* What you are asked to do
All entries given below are to be returned word for word.

--- START ---

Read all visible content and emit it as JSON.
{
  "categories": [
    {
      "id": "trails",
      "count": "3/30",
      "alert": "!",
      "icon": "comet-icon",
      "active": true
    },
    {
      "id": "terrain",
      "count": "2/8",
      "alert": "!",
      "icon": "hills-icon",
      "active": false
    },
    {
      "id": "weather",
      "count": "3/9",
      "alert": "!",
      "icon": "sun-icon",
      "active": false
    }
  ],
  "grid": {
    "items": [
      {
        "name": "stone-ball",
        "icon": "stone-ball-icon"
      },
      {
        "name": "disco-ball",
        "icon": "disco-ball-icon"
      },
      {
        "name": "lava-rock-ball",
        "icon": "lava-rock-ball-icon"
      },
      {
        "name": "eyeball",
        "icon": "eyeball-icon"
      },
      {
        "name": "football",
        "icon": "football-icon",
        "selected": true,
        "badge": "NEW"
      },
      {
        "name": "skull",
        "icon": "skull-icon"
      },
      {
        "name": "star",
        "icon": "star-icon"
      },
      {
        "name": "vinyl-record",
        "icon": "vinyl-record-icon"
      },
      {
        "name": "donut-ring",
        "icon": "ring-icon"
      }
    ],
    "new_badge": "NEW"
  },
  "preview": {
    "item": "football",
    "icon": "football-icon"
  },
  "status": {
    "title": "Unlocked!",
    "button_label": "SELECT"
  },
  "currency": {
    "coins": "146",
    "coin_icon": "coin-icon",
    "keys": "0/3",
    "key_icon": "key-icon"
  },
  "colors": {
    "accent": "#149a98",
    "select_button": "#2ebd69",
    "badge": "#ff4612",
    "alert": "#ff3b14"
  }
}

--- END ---

* Expected output
Read all visible content and emit it as JSON.
{
  "categories": [
    {
      "id": "trails",
      "count": "3/30",
      "alert": "!",
      "icon": "comet-icon",
      "active": true
    },
    {
      "id": "terrain",
      "count": "2/8",
      "alert": "!",
      "icon": "hills-icon",
      "active": false
    },
    {
      "id": "weather",
      "count": "3/9",
      "alert": "!",
      "icon": "sun-icon",
      "active": false
    }
  ],
  "grid": {
    "items": [
      {
        "name": "stone-ball",
        "icon": "stone-ball-icon"
      },
      {
        "name": "disco-ball",
        "icon": "disco-ball-icon"
      },
      {
        "name": "lava-rock-ball",
        "icon": "lava-rock-ball-icon"
      },
      {
        "name": "eyeball",
        "icon": "eyeball-icon"
      },
      {
        "name": "football",
        "icon": "football-icon",
        "selected": true,
        "badge": "NEW"
      },
      {
        "name": "skull",
        "icon": "skull-icon"
      },
      {
        "name": "star",
        "icon": "star-icon"
      },
      {
        "name": "vinyl-record",
        "icon": "vinyl-record-icon"
      },
      {
        "name": "donut-ring",
        "icon": "ring-icon"
      }
    ],
    "new_badge": "NEW"
  },
  "preview": {
    "item": "football",
    "icon": "football-icon"
  },
  "status": {
    "title": "Unlocked!",
    "button_label": "SELECT"
  },
  "currency": {
    "coins": "146",
    "coin_icon": "coin-icon",
    "keys": "0/3",
    "key_icon": "key-icon"
  },
  "colors": {
    "accent": "#149a98",
    "select_button": "#2ebd69",
    "badge": "#ff4612",
    "alert": "#ff3b14"
  }
}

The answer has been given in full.